So far, the U.S. economic-policy response to the coronavirus crisis has been impressive. Nobody could accuse Congress and the Federal Reserve of being timid about supporting output and employment.
Even so, their work is just getting started. The recovery is underway, but it follows an extraordinarily deep decline. If all goes well from here — a big if — it will take months and maybe years to get back on track. Meanwhile, several of the emergency budget measures included in the recent CARES Act and other pandemic legislation will soon expire. The economy needs a new round of fiscal support.

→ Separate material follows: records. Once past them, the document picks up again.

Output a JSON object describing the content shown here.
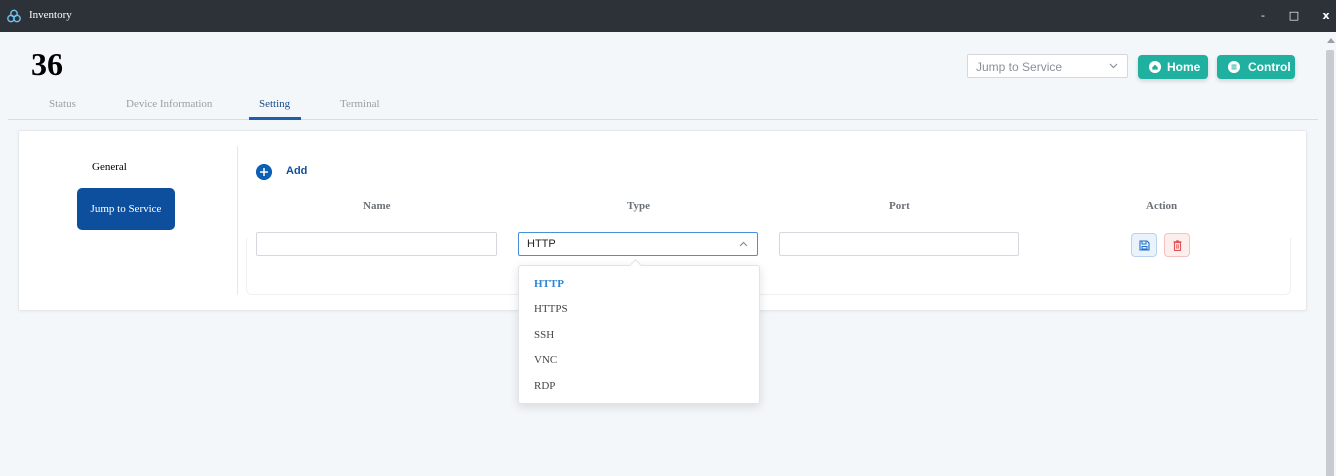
{
  "window": {
    "title": "Inventory",
    "minimize": "-",
    "maximize": "□",
    "close": "x"
  },
  "header": {
    "page_title": "36",
    "jump_select_placeholder": "Jump to Service",
    "home_label": "Home",
    "control_label": "Control",
    "accent_color": "#1fb0a0"
  },
  "tabs": [
    {
      "label": "Status",
      "active": false
    },
    {
      "label": "Device Information",
      "active": false
    },
    {
      "label": "Setting",
      "active": true
    },
    {
      "label": "Terminal",
      "active": false
    }
  ],
  "sidebar": {
    "items": [
      {
        "label": "General",
        "active": false
      },
      {
        "label": "Jump to Service",
        "active": true
      }
    ],
    "active_color": "#0d4f9c"
  },
  "service_table": {
    "add_label": "Add",
    "columns": [
      "Name",
      "Type",
      "Port",
      "Action"
    ],
    "row": {
      "name": "",
      "type": "HTTP",
      "port": ""
    },
    "actions": [
      "save-icon",
      "delete-icon"
    ]
  },
  "type_dropdown": {
    "selected": "HTTP",
    "options": [
      "HTTP",
      "HTTPS",
      "SSH",
      "VNC",
      "RDP"
    ]
  }
}
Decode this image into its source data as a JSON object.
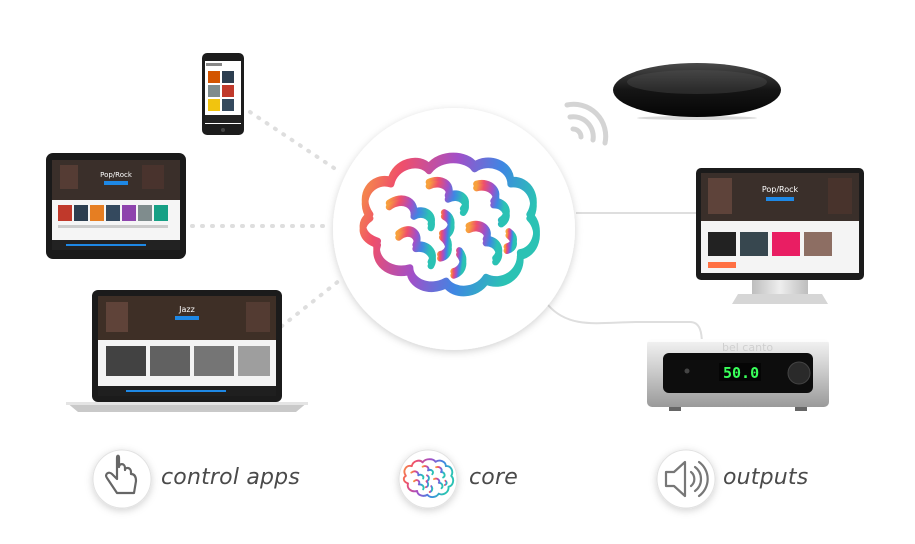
{
  "legend": {
    "control_label": "control apps",
    "core_label": "core",
    "outputs_label": "outputs"
  },
  "devices": {
    "phone": {
      "icon": "smartphone-icon"
    },
    "tablet": {
      "icon": "tablet-icon",
      "screen_title": "Pop/Rock"
    },
    "laptop": {
      "icon": "laptop-icon",
      "screen_title": "Jazz"
    },
    "speaker": {
      "icon": "wireless-speaker-icon"
    },
    "monitor": {
      "icon": "monitor-icon",
      "screen_title": "Pop/Rock"
    },
    "amplifier": {
      "icon": "amplifier-icon",
      "brand": "bel canto",
      "display": "50.0"
    }
  },
  "core": {
    "icon": "brain-icon"
  },
  "icons": {
    "control": "hand-pointer-icon",
    "core": "brain-icon",
    "outputs": "speaker-sound-icon"
  },
  "colors": {
    "line": "#dedede",
    "label": "#4a4a4a",
    "display": "#39ff5a",
    "brain": [
      "#f7a13c",
      "#ef4f6b",
      "#a24fc8",
      "#3f86e3",
      "#2bc2b4"
    ]
  }
}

In designing the next package, Congress would be wise to lean heavily on the plan advanced recently by Jason Furman, Timothy Geithner, Glenn Hubbard and Melissa Kearney — distinguished economists and former policy makers from both political parties. Their proposal not only meets the needs of the moment by extending support where required. It also redesigns several of the main instruments of fiscal stimulus so they'll work more effectively both now and in future recessions.

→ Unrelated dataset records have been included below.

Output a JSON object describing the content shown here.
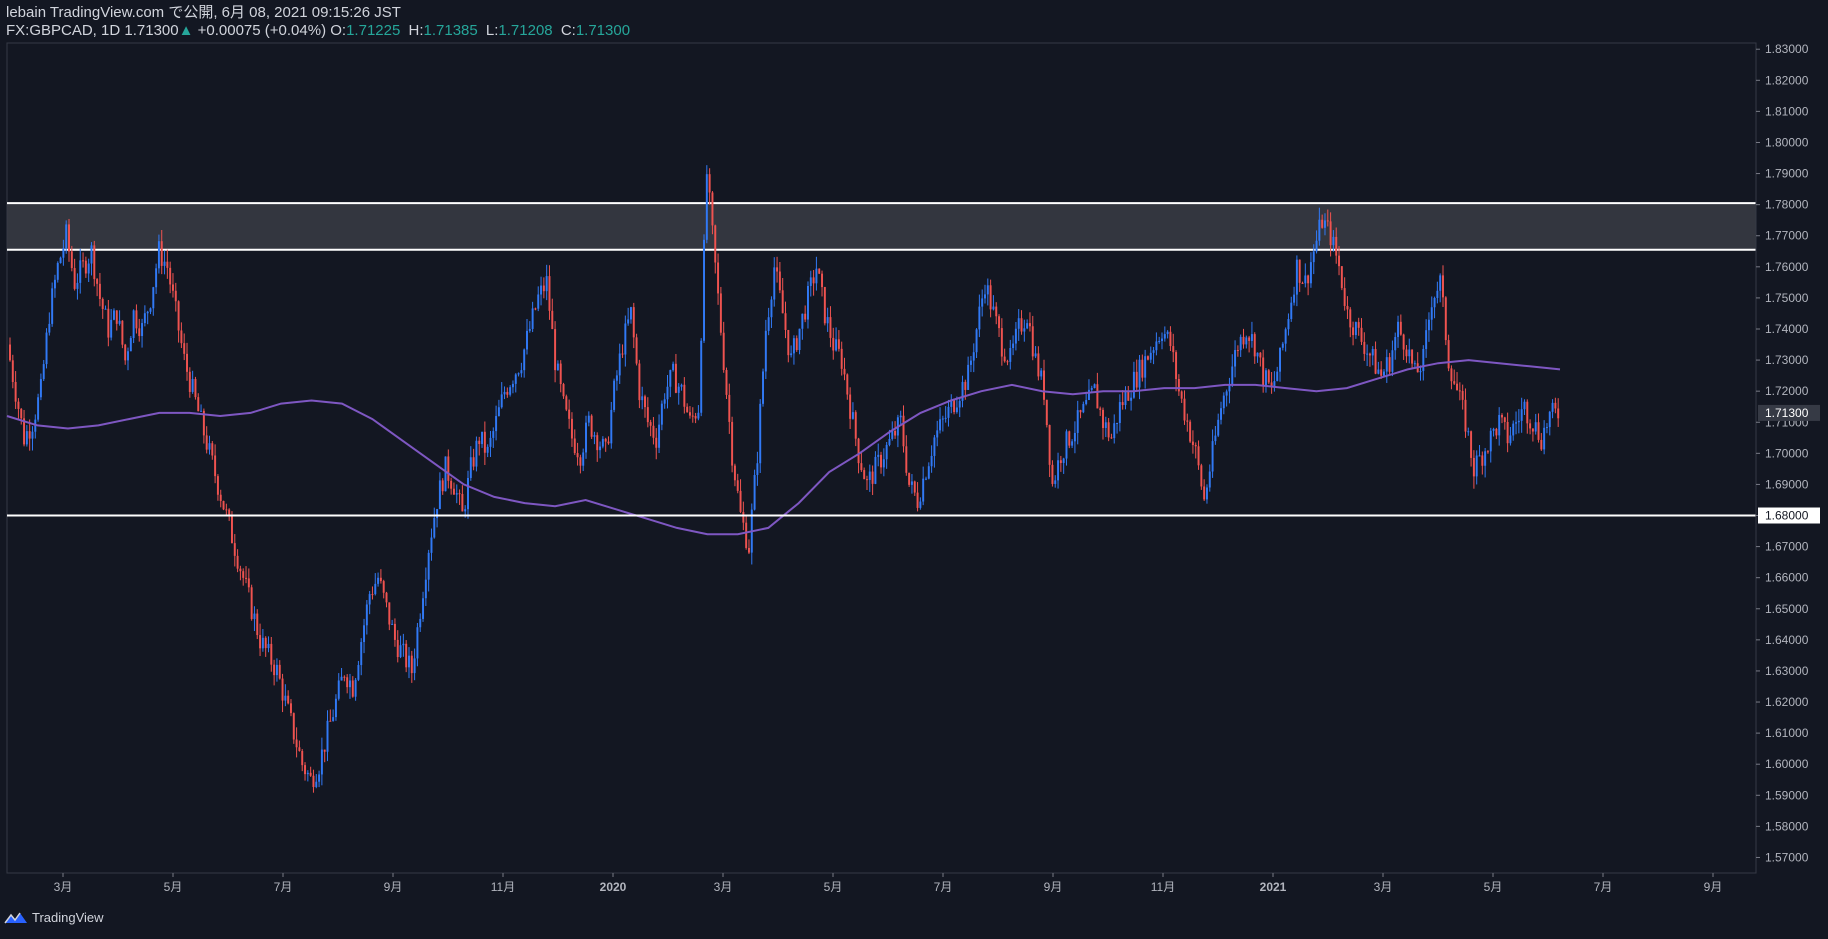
{
  "header": {
    "line1": "lebain TradingView.com で公開, 6月 08, 2021 09:15:26 JST",
    "symbol": "FX:GBPCAD, 1D",
    "last": "1.71300",
    "arrow": "▲",
    "change": "+0.00075 (+0.04%)",
    "o_label": "O:",
    "o_value": "1.71225",
    "h_label": "H:",
    "h_value": "1.71385",
    "l_label": "L:",
    "l_value": "1.71208",
    "c_label": "C:",
    "c_value": "1.71300"
  },
  "footer": {
    "brand": "TradingView"
  },
  "colors": {
    "background": "#131722",
    "up": "#3179f5",
    "down": "#ef5350",
    "ma": "#7e57c2",
    "zone_fill": "#3a3c44",
    "level_line": "#ffffff",
    "axis_text": "#b2b5be"
  },
  "chart_data": {
    "type": "candlestick",
    "symbol": "FX:GBPCAD",
    "timeframe": "1D",
    "ylim": [
      1.565,
      1.832
    ],
    "y_ticks": [
      "1.57000",
      "1.58000",
      "1.59000",
      "1.60000",
      "1.61000",
      "1.62000",
      "1.63000",
      "1.64000",
      "1.65000",
      "1.66000",
      "1.67000",
      "1.68000",
      "1.69000",
      "1.70000",
      "1.71000",
      "1.72000",
      "1.73000",
      "1.74000",
      "1.75000",
      "1.76000",
      "1.77000",
      "1.78000",
      "1.79000",
      "1.80000",
      "1.81000",
      "1.82000",
      "1.83000"
    ],
    "x_ticks": [
      "3月",
      "5月",
      "7月",
      "9月",
      "11月",
      "2020",
      "3月",
      "5月",
      "7月",
      "9月",
      "11月",
      "2021",
      "3月",
      "5月",
      "7月",
      "9月"
    ],
    "resistance_zone": [
      1.7655,
      1.7805
    ],
    "support_level": 1.68,
    "last_price_label": "1.71300",
    "support_label": "1.68000",
    "price_series": [
      1.735,
      1.72,
      1.705,
      1.71,
      1.72,
      1.745,
      1.76,
      1.77,
      1.755,
      1.76,
      1.765,
      1.75,
      1.74,
      1.745,
      1.73,
      1.745,
      1.74,
      1.75,
      1.765,
      1.76,
      1.745,
      1.73,
      1.72,
      1.71,
      1.7,
      1.69,
      1.68,
      1.67,
      1.66,
      1.65,
      1.64,
      1.635,
      1.63,
      1.62,
      1.61,
      1.6,
      1.595,
      1.6,
      1.61,
      1.62,
      1.63,
      1.625,
      1.64,
      1.655,
      1.66,
      1.65,
      1.64,
      1.635,
      1.63,
      1.65,
      1.67,
      1.685,
      1.695,
      1.69,
      1.68,
      1.695,
      1.705,
      1.7,
      1.71,
      1.72,
      1.725,
      1.73,
      1.74,
      1.75,
      1.755,
      1.73,
      1.715,
      1.705,
      1.7,
      1.71,
      1.705,
      1.7,
      1.72,
      1.735,
      1.745,
      1.72,
      1.71,
      1.705,
      1.72,
      1.725,
      1.72,
      1.71,
      1.715,
      1.79,
      1.76,
      1.73,
      1.7,
      1.68,
      1.67,
      1.7,
      1.74,
      1.76,
      1.745,
      1.73,
      1.74,
      1.75,
      1.76,
      1.745,
      1.735,
      1.73,
      1.715,
      1.7,
      1.69,
      1.695,
      1.7,
      1.705,
      1.71,
      1.69,
      1.685,
      1.695,
      1.705,
      1.71,
      1.715,
      1.72,
      1.725,
      1.74,
      1.755,
      1.745,
      1.735,
      1.73,
      1.74,
      1.745,
      1.73,
      1.72,
      1.69,
      1.7,
      1.705,
      1.71,
      1.715,
      1.72,
      1.71,
      1.705,
      1.715,
      1.72,
      1.725,
      1.73,
      1.735,
      1.74,
      1.735,
      1.72,
      1.71,
      1.7,
      1.685,
      1.7,
      1.715,
      1.725,
      1.735,
      1.74,
      1.735,
      1.725,
      1.72,
      1.73,
      1.745,
      1.76,
      1.755,
      1.765,
      1.775,
      1.77,
      1.76,
      1.745,
      1.74,
      1.735,
      1.73,
      1.725,
      1.73,
      1.74,
      1.735,
      1.725,
      1.73,
      1.75,
      1.755,
      1.73,
      1.72,
      1.71,
      1.695,
      1.7,
      1.705,
      1.71,
      1.705,
      1.71,
      1.715,
      1.71,
      1.705,
      1.712,
      1.713
    ],
    "ma_series": [
      1.712,
      1.709,
      1.708,
      1.709,
      1.711,
      1.713,
      1.713,
      1.712,
      1.713,
      1.716,
      1.717,
      1.716,
      1.711,
      1.704,
      1.697,
      1.69,
      1.686,
      1.684,
      1.683,
      1.685,
      1.682,
      1.679,
      1.676,
      1.674,
      1.674,
      1.676,
      1.684,
      1.694,
      1.7,
      1.707,
      1.713,
      1.717,
      1.72,
      1.722,
      1.72,
      1.719,
      1.72,
      1.72,
      1.721,
      1.721,
      1.722,
      1.722,
      1.721,
      1.72,
      1.721,
      1.724,
      1.727,
      1.729,
      1.73,
      1.729,
      1.728,
      1.727
    ]
  }
}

The plan includes extended income support for the unemployed and underemployed; new temporary subsidies for low-wage workers; cheap loans for small and medium-sized businesses and additional support for state and local governments. The eventual cost isn't certain. It might range between $1 trillion and $2 trillion, say the authors, depending on whether the recovery is fast or slow. But note that this elasticity is a good thing. Settling on a number for additional public spending regardless of how things work out makes little sense, because the slower the recovery, the more support will be needed. It's better to specify the policies and let conditions dictate the outlay.
The CARES Act supplemented existing unemployment-insurance programs with several new measures, including an extra payment of $600 a week for those out of work. That's one of the provisions due to expire next month. Furman and colleagues propose to extend the extra support, but in the form of an addition to state unemployment benefits that's capped at 40 percent of covered wages up to a maximum of $400 a week. The idea is to replace, in all, about 80-90 percent of lost wages for workers who were making the median wage or less. This avoids the financial penalty that the flat $600, if renewed, would impose on low-wage workers returning to their jobs.
In addition, the plan would help these workers directly by temporarily boosting the Earned Income Tax Credit. And it would permanently link federal support for extended unemployment insurance to state jobless rates. That way, workers in areas with high unemployment get more help, and the additional support phases out automatically as more people get back to work. In these ways, the scheme strikes a better balance, as the recovery proceeds, between helping low-wage workers and supporting the unemployed.
In the same vein, the plan both extends and modifies other aspects of the existing fiscal-support measures. For instance, instead of the forgivable loans of the Paycheck Protection Program, it favors loan subsidies. This kind of support is better targeted at firms that will be viable and capable of expanding as the recovery advances, as opposed to those that are likely to fail regardless. The plan also includes a generous extension of support for state and local governments — in the form of block grants (with strings attached), expanded Medicaid assistance linked to state unemployment rates, and additional support for K-12 and higher education.
A scheme like this has a narrow purpose. It shouldn't rule out other additions to public spending, least of all investments that would pay for themselves, such as funding for infrastructure and clean energy. And it shouldn't sideline broader fiscal reform, including the need for a fairer system of taxes and entitlements, and a plan for securing long-term budgetary control. For the moment, though, an effective response to the pandemic has to come first.
That means supporting demand, boosting employment and protecting the most vulnerable from economic harm. If the existing instruments for achieving those goals can be made more powerful at the same time, so much the better.
— Bloomberg Opinion